An attempted coup is underway in Venezuela, call it what you like. While the Bolivarian Revolution has had its problems, U.S. sanctions have devastated its economy and people. Negotiations led by Mexico, Uruguay, and the Vatican are the only sane way forward.
Tag: multinational corporations
In light of the People’s Climate Mobilization in New York and worldwide, Sabina Virgo writes on the need to build a movement using the examples of fights for civil rights, feminism and peace, based on the principle that corporate-centered business as usual must end, bringing about a just transition to a sustainable economic model that creates jobs and prosperity for all while protecting our fragile ecological balance.
In a nation that prides itself on democracy and equality, one finds many defenders of elitism and inequality among some conservatives, most libertarians, and especially objectivists. In a capitalist nation, one that often worships economic success above morality, one can find religious defenses of amorality going back pretty far. How did we get here?
Military and judicial violence against the public and in post-coup Honduras leading up to the coming November elections are central components of the neoliberal economic takeover. In order to legitimate and secure the economic violence effected against Honduran citizens by multinational corporations, the judiciary criminalizes opposition to them while the military (along with other state security forces) goes after citizen-“criminals” with an iron fist.
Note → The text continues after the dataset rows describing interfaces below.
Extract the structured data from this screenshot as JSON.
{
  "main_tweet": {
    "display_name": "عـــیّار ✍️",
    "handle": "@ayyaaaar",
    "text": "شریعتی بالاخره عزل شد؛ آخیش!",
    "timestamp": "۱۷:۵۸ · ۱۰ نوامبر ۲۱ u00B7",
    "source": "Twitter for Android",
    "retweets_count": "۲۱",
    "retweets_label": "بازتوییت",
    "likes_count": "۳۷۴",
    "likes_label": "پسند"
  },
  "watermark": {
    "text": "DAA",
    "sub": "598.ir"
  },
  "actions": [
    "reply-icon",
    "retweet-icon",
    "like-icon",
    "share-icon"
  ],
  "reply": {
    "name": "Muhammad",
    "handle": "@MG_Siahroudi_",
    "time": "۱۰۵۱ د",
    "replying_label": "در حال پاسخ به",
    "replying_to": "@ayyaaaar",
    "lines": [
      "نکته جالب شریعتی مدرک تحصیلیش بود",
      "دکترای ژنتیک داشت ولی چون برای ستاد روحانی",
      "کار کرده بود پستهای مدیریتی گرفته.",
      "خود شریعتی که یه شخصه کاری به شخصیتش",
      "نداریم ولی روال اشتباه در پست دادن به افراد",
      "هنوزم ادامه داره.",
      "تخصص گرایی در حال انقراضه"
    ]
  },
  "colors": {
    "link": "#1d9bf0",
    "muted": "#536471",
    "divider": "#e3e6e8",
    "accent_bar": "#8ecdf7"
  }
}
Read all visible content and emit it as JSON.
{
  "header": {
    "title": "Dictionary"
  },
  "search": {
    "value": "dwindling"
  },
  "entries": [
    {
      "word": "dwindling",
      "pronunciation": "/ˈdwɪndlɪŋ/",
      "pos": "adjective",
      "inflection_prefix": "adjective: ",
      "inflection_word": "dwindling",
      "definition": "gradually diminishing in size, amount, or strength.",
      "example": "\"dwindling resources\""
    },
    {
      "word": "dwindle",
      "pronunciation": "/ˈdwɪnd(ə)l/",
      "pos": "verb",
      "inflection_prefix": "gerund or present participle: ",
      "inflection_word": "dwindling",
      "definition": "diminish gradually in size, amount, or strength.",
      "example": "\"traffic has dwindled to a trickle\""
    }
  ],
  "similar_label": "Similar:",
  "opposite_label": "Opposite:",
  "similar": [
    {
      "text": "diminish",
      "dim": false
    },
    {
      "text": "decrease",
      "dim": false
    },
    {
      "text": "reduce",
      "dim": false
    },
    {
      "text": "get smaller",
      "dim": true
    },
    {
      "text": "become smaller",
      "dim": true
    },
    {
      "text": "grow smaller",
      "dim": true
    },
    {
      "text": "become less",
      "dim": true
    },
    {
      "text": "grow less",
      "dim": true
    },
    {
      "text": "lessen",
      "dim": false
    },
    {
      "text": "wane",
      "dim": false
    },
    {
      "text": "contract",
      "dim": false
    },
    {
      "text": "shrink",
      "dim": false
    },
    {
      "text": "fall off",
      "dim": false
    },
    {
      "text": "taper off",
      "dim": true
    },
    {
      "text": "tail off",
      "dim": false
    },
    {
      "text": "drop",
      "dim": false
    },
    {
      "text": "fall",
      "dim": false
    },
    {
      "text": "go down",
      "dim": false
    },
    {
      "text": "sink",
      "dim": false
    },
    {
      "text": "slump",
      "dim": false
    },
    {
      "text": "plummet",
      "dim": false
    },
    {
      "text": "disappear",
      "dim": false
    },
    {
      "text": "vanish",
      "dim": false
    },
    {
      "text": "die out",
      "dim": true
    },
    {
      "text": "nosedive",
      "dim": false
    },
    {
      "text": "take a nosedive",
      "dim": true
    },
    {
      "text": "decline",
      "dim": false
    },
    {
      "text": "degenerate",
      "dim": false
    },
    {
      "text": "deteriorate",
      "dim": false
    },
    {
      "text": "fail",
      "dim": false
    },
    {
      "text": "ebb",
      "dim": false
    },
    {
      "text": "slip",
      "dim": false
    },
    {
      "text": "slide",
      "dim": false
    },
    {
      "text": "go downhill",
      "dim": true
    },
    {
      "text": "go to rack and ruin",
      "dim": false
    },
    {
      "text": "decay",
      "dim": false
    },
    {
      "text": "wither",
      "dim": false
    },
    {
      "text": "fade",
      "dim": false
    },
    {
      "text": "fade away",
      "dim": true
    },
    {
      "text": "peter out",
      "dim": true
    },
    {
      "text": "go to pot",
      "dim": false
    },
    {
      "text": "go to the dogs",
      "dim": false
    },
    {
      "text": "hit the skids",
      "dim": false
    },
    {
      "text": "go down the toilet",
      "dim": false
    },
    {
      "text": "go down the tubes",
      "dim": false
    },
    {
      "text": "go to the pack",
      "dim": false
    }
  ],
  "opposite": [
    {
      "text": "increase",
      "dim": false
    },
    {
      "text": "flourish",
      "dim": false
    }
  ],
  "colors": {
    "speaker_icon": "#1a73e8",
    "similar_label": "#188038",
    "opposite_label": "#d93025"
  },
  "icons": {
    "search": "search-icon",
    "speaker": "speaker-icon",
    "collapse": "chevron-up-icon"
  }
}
President Evo Morales signed into law in 2017 that stripped protection from the Isiboro Secure National Park and Indigenous Territory, known as TIPNIS for its Spanish initials, opening it to highway construction and other development.
The police insurrection turned failed coup d’état against Ecuador’s President Rafael Correa illustrates the many shades of gray between national sovereignty, ethnic and regional autonomy, multinational corporate development interests, and international political movements.